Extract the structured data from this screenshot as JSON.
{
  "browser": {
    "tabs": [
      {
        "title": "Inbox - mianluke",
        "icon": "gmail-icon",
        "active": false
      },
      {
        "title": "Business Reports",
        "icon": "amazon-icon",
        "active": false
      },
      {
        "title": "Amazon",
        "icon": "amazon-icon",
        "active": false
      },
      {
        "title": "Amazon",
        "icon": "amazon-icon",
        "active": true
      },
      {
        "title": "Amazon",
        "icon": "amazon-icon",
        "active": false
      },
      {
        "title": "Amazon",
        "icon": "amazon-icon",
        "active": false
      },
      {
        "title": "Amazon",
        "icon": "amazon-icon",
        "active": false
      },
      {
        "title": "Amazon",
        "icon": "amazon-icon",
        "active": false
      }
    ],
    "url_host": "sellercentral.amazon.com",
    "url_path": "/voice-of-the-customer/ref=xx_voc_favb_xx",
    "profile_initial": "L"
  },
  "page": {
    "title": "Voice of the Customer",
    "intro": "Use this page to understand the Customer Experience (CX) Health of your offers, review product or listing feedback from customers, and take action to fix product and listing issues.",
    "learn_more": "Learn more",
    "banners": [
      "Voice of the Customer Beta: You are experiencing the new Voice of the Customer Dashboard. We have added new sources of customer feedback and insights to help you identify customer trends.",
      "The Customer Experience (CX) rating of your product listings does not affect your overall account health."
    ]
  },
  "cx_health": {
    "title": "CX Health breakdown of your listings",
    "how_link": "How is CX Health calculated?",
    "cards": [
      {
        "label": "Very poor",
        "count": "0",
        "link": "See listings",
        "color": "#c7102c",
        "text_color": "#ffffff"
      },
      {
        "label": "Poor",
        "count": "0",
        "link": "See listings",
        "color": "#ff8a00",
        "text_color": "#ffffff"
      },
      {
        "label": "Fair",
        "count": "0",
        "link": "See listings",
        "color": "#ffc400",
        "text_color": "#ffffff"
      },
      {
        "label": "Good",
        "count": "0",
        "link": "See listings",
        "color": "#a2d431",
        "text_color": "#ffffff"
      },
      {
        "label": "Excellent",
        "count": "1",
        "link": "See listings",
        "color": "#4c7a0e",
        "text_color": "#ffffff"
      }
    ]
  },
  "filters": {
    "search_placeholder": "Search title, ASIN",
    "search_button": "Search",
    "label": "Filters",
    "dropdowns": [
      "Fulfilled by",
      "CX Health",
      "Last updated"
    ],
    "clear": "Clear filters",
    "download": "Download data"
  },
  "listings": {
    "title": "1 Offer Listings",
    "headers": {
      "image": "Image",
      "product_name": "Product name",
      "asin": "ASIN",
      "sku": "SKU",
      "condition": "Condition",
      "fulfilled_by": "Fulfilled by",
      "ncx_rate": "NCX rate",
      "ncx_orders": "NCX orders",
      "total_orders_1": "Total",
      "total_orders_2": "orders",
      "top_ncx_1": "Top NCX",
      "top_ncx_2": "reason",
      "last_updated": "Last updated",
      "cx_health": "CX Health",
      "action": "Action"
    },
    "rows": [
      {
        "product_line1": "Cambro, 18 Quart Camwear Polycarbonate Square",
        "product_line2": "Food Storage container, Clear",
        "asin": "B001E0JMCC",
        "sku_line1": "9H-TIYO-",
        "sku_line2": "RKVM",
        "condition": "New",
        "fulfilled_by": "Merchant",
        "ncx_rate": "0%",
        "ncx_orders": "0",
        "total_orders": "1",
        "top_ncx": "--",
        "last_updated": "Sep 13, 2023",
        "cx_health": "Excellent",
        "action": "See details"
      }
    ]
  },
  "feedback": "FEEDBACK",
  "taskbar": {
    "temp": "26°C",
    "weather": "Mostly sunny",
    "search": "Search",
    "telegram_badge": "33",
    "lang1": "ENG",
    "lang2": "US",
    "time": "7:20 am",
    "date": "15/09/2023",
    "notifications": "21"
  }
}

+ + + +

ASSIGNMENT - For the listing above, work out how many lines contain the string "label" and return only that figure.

EXERCISE OUTPUT - 6